__Exercise instructions__. Show all lines containing "icon" from the data below.

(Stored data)
= = = = =

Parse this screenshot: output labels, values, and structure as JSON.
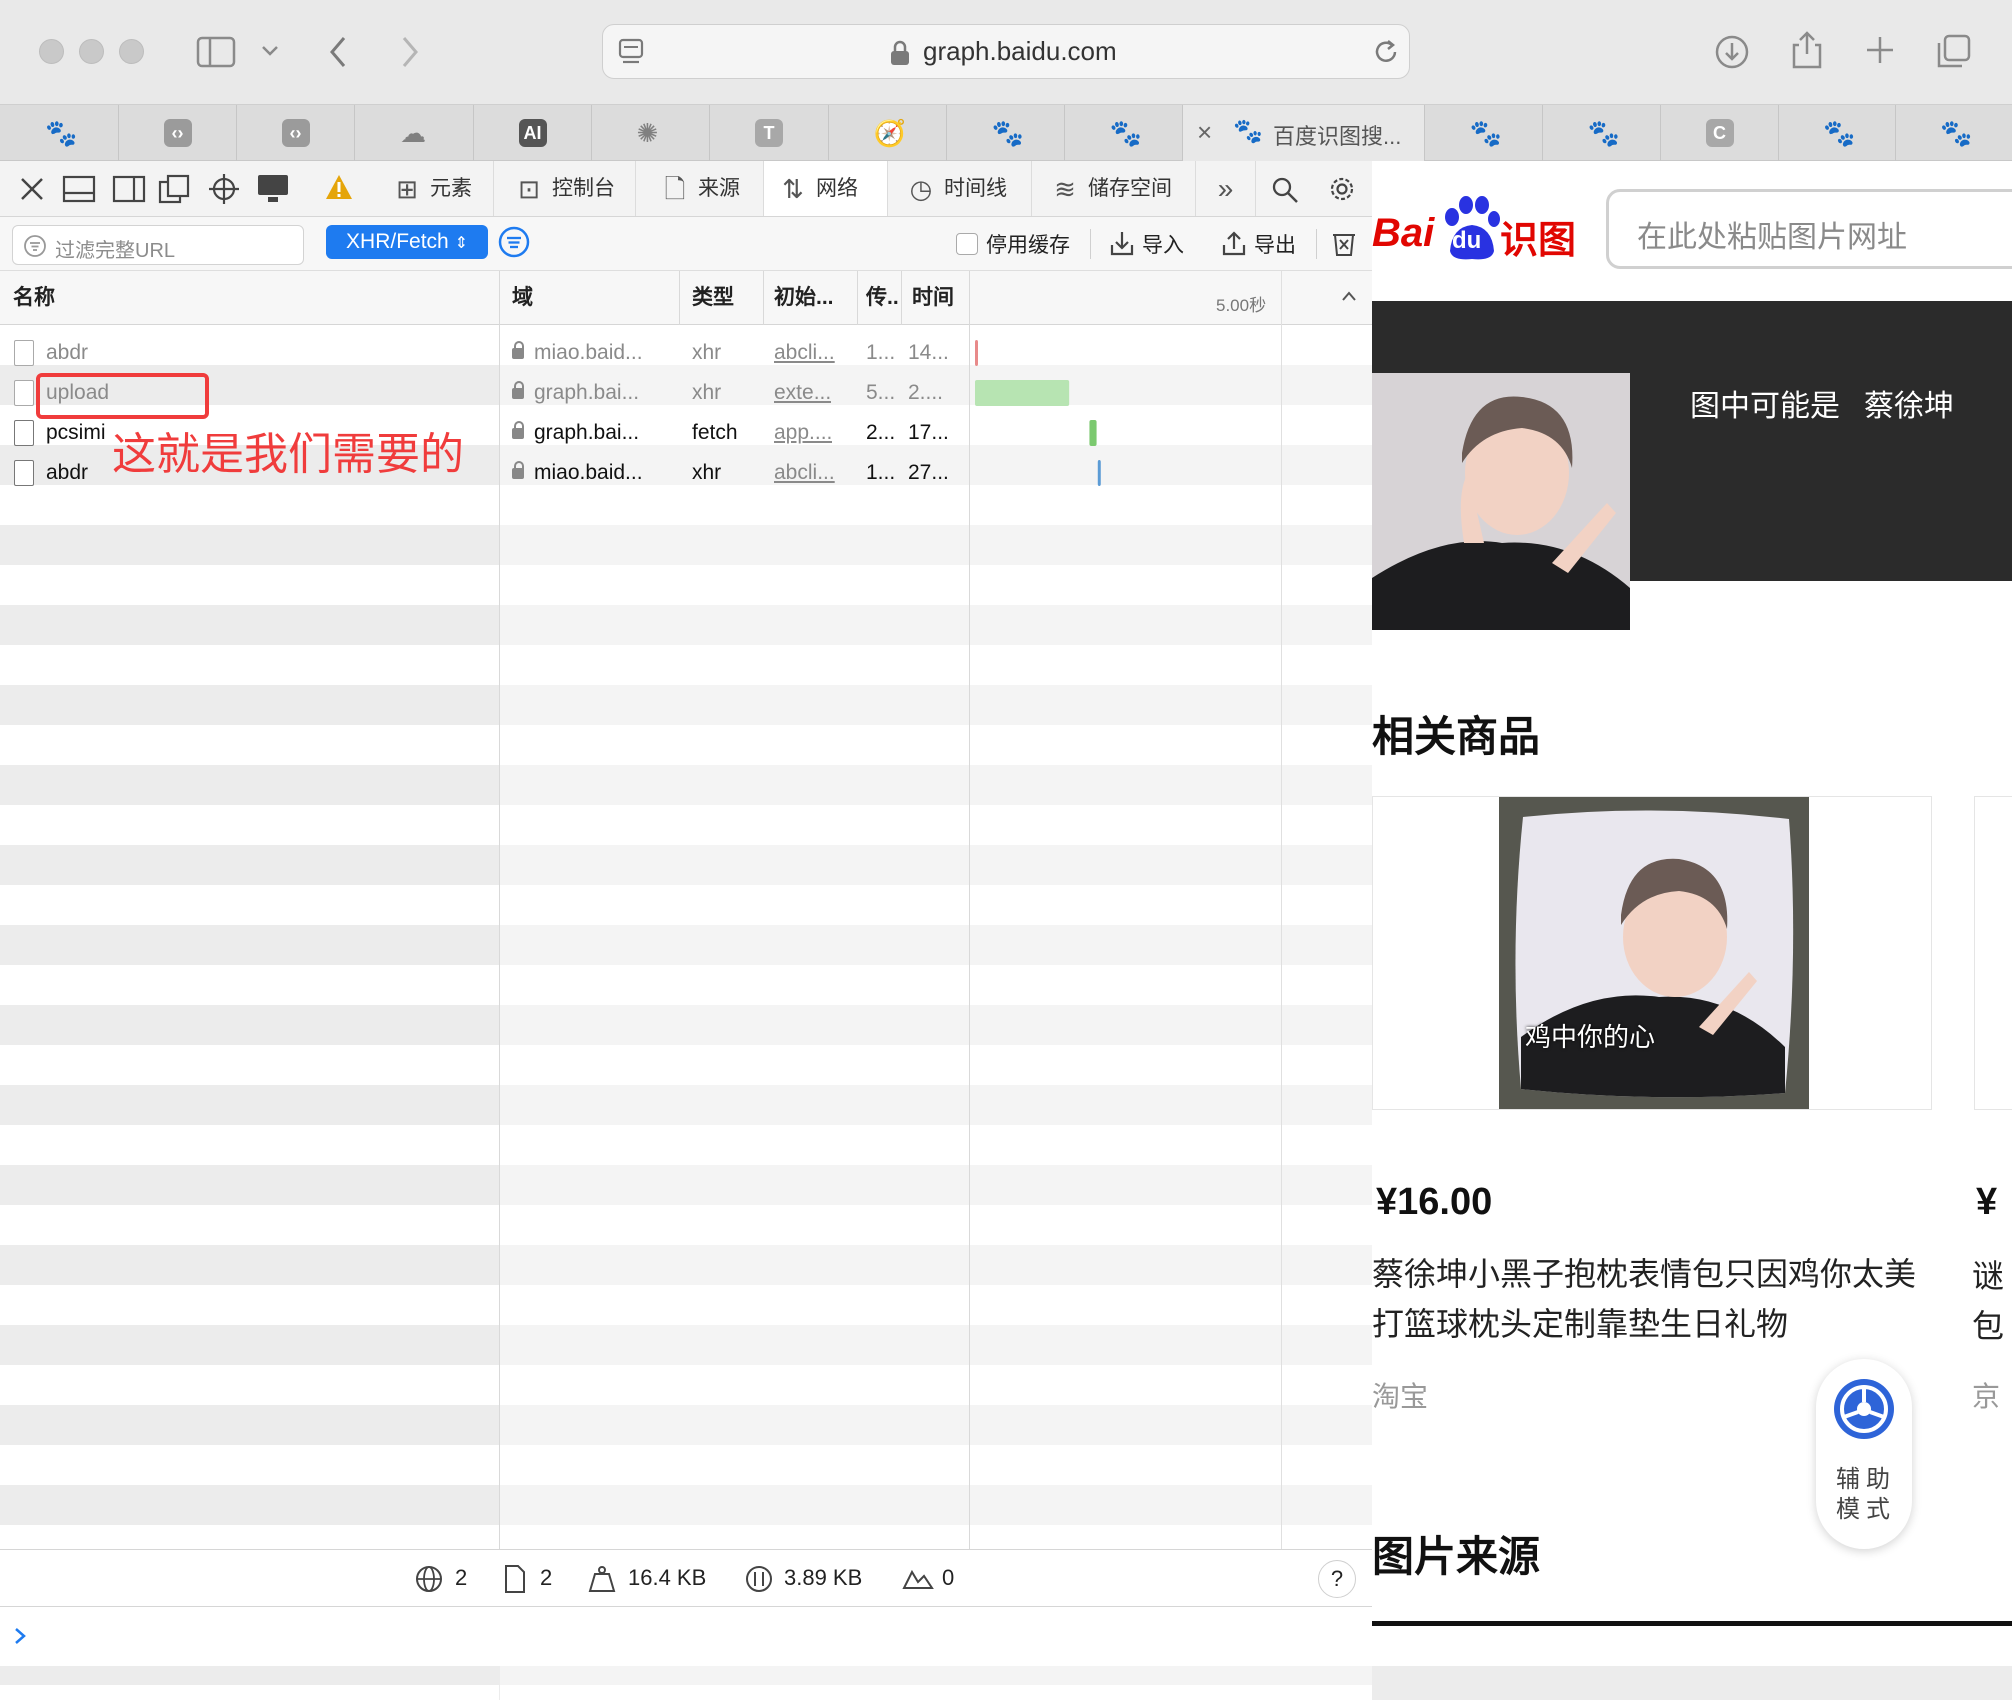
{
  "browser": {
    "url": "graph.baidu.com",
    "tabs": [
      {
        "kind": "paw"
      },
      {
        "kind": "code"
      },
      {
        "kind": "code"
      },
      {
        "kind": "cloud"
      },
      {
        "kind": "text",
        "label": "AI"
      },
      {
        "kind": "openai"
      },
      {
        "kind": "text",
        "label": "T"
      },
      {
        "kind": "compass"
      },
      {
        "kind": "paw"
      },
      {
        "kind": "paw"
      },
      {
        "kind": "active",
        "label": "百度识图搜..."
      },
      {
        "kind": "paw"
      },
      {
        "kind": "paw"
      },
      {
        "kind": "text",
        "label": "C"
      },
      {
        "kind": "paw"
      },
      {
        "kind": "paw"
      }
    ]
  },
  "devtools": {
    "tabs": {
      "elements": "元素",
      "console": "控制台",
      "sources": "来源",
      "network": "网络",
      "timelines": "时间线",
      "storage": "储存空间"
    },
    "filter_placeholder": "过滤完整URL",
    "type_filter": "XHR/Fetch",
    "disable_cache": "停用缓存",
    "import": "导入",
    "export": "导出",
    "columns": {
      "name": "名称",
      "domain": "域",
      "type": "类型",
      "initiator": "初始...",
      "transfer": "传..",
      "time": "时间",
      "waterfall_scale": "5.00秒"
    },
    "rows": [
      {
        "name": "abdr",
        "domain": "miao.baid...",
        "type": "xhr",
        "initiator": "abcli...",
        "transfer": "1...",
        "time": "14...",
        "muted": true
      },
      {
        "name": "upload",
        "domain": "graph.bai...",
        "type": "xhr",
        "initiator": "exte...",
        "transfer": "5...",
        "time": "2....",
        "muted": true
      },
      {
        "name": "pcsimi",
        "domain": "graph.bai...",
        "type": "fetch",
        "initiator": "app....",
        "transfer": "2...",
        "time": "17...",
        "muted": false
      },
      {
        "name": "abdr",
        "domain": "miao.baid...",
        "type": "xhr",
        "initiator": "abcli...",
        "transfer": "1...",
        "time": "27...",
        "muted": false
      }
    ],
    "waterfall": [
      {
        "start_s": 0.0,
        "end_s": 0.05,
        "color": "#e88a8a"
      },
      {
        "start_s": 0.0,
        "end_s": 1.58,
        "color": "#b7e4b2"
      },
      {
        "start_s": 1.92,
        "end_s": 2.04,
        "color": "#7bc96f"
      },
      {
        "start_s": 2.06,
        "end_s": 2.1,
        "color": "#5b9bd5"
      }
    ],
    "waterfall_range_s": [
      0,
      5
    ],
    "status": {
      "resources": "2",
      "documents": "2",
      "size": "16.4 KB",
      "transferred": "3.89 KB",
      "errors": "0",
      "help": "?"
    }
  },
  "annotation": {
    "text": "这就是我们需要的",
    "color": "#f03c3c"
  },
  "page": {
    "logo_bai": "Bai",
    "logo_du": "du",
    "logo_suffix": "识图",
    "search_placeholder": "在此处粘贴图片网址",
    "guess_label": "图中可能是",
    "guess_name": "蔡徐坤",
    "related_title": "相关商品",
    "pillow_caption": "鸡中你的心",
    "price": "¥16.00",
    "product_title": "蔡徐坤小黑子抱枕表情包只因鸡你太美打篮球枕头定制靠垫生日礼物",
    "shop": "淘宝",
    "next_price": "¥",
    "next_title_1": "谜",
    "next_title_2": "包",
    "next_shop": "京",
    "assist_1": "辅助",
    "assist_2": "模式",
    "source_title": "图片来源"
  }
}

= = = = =

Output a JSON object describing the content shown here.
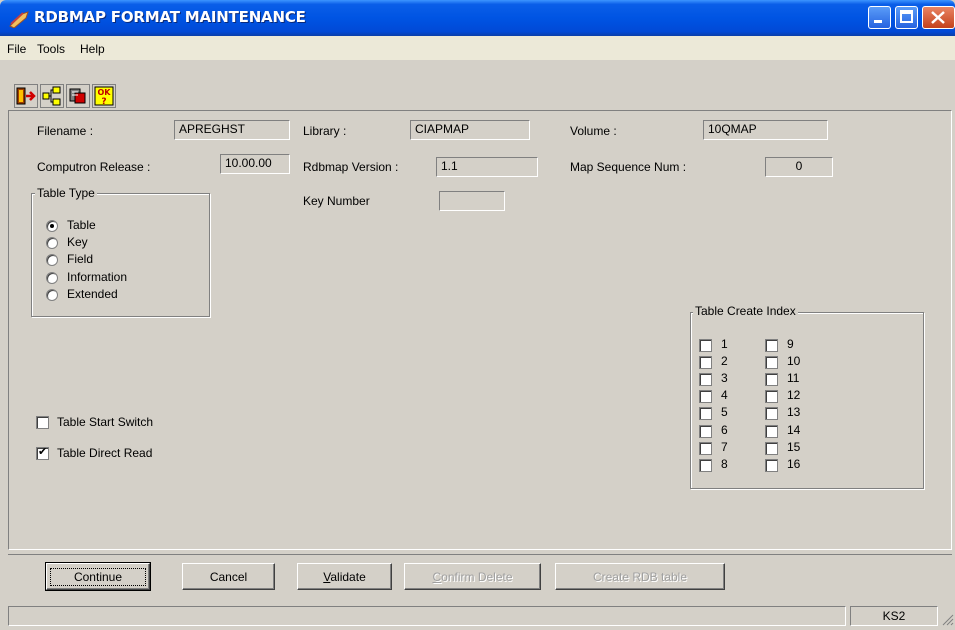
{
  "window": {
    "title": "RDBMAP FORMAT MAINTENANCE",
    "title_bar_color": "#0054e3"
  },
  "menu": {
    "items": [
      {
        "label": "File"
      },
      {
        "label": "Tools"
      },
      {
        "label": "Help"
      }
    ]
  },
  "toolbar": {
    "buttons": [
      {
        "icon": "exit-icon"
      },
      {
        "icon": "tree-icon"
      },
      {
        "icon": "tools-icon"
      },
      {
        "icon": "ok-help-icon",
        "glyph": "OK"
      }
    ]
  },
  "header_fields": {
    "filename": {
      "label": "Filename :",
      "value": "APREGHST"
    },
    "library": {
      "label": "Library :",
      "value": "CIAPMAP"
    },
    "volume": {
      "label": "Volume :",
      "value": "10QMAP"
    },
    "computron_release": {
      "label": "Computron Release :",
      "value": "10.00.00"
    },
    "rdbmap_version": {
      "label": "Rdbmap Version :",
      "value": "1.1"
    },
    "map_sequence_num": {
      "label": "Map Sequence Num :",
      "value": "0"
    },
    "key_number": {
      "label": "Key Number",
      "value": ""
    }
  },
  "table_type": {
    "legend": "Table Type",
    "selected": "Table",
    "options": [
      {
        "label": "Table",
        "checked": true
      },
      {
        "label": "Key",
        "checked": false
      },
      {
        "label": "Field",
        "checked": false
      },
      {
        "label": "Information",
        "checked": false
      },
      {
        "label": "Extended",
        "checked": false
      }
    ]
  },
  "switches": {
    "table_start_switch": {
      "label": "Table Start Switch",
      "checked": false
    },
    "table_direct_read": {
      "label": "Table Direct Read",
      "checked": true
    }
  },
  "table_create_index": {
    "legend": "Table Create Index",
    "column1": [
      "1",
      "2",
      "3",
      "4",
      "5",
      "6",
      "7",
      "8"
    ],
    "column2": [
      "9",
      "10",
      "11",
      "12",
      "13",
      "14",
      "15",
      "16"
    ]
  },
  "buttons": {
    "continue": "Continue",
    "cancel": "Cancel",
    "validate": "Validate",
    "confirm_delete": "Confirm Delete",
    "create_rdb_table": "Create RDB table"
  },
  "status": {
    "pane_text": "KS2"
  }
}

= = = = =

__Solution below__.
        "icon": "exit-icon"
        "icon": "tree-icon"
        "icon": "tools-icon"
        "icon": "ok-help-icon",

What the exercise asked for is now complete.